Share your ideas, and ask for input.  You are mostly looking for commitment from the parents, a choice on location (it can be run out of homes), and when you would want to start.  See the outline below for some things you may want to include in this meeting. (also click this link to view and print a great starting handout)

Ideally, this meeting will be held a couple months before you plan to start.  You do not need to start gathering everything right away.  But one thing you should do in this initial meeting is decide on which curriculum to use.  Will you plan your own outline, or purchase a fully developed plan, such as the one shared here:  “Treasure Builders Preschool”.


Interested Persons Meeting (Discussion outline):

Participants:     Who are the interested parents, and how many children?  (Typically 4-8 is manageable).

Location:          List the Pros and Cons of hosting at homes (when you teach, you host), or finding a public location to borrow or rent.

Curriculum:      Purchase a pre-made plan   Treasure Builders Preschool Outline

Or, Develop one of your own!

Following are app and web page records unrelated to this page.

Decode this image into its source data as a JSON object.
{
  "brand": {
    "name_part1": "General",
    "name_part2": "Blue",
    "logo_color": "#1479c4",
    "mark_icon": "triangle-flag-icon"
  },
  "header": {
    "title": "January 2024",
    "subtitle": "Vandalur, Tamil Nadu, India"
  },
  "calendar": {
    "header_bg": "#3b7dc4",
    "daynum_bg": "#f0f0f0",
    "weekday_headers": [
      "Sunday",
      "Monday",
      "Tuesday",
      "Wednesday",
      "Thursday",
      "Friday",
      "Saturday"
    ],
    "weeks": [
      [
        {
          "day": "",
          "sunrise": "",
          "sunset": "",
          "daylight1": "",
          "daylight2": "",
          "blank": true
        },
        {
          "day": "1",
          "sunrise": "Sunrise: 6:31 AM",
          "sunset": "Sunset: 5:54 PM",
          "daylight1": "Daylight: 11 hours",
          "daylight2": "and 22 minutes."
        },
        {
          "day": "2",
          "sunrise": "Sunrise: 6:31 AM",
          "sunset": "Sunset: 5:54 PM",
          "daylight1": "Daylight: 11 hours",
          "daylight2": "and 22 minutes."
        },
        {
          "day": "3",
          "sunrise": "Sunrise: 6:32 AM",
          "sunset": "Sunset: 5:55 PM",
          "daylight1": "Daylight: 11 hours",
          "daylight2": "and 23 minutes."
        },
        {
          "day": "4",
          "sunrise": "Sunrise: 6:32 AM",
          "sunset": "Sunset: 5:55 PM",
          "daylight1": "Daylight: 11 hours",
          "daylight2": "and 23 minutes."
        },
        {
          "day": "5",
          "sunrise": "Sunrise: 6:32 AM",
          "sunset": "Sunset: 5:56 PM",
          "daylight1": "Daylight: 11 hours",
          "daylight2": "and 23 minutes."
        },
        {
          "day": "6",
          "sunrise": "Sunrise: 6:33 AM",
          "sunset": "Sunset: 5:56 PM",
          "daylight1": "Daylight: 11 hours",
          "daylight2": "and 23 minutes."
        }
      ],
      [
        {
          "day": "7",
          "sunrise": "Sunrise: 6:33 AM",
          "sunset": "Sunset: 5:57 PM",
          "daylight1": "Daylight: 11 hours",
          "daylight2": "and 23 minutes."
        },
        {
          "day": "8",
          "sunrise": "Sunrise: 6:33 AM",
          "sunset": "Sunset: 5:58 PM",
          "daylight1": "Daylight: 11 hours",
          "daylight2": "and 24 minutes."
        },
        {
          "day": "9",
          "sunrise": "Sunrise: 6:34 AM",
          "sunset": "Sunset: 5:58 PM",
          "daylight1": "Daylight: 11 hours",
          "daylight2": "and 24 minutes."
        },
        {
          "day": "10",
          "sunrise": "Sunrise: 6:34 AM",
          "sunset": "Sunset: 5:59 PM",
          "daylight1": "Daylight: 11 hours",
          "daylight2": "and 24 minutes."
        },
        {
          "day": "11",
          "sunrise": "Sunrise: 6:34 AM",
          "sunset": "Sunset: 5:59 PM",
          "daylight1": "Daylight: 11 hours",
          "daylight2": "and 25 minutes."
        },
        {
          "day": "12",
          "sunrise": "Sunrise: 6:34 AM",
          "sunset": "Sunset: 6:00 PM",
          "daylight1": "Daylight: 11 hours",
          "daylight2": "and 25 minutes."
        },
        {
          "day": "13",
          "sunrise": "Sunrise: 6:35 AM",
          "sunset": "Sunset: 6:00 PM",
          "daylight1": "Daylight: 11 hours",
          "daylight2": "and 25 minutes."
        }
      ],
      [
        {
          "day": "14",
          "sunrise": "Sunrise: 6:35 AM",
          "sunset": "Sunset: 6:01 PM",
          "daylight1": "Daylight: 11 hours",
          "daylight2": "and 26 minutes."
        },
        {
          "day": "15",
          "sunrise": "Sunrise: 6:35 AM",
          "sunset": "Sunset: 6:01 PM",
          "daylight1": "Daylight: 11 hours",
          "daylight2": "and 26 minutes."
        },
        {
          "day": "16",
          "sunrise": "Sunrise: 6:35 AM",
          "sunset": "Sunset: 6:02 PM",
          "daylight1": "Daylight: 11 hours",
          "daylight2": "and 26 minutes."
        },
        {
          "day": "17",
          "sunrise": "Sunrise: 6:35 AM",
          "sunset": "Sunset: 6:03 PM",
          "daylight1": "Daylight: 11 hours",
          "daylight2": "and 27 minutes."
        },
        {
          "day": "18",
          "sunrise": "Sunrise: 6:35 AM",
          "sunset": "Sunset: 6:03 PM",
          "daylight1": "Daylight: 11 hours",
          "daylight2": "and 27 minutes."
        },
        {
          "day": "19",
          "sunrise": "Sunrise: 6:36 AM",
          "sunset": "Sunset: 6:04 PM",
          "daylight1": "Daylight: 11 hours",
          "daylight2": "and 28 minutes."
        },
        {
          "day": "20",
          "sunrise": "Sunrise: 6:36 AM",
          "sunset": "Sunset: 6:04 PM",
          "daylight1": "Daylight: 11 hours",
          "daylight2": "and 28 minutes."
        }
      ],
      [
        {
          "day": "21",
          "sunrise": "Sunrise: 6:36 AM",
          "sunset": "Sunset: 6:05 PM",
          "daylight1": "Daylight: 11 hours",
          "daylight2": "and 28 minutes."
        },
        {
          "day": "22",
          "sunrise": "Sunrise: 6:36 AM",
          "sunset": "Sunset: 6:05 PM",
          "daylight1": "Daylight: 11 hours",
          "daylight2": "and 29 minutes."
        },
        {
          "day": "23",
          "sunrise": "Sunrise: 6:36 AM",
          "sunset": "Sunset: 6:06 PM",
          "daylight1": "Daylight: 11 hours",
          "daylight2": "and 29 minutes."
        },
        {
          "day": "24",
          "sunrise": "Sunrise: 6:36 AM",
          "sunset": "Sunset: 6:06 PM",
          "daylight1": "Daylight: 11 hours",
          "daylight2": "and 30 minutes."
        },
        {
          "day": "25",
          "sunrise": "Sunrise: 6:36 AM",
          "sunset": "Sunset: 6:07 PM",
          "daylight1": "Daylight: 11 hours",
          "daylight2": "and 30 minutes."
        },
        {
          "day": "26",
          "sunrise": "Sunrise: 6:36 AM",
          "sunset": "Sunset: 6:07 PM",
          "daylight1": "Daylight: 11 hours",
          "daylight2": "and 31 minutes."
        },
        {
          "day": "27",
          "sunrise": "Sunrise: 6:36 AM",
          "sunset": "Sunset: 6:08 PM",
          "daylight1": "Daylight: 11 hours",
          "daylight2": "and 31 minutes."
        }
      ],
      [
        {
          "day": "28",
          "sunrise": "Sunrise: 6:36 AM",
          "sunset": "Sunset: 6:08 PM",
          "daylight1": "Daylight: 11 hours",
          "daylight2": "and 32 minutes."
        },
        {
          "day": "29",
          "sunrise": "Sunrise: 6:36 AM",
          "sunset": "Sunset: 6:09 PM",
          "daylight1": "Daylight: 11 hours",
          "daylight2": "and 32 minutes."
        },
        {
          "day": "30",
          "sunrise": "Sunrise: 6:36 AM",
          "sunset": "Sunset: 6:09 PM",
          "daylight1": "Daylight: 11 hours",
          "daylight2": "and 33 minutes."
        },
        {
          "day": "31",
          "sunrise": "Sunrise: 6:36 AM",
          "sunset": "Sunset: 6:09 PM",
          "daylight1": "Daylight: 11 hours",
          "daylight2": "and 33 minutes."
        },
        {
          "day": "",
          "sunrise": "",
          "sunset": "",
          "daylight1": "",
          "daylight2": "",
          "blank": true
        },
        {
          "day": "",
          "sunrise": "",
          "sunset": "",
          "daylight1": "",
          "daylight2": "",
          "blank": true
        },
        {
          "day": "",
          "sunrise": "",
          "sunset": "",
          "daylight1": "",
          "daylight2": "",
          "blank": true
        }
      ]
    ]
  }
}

Note:  Developing your own would look something like this:  every parent participant   picks one theme that sounds interesting to them (all agree in the meeting).  They will each develop that theme into an 8 lesson outline.  (You are not making full lesson plans, you are simply providing and outline guide focused on your theme)  All outlines will come together to make the program.


Time commitment:  Explain what kind of time participants can expect to be investing.

For example:

  • 1 hour for prep time when it’s your turn to teach.
  • 3 hours, give or take, for an assignment you may recieve to help the class run smoothly for the year.  Jobs may include: Schedule coordinator (make changes to schedule when needed), Tri-fold  board designer, supply box manager, and perhaps a music specialist and graduation planner.
  • 3 hours being with the children on the actual teaching day. (The total amount depends on how many participants you have).
  • 3 hours being an “assistant” on the days you are assigned to help.  (Typically you assit the teacher the week before you are assigned to teach, giving you a heads up on what the children are learning, and helping you to integrate that into your own lesson.  Each class should have two parents if possible: A teacher, and assistant.)

Schedule the Final Preparation Meeting (usually 2-3 weeks before class begins).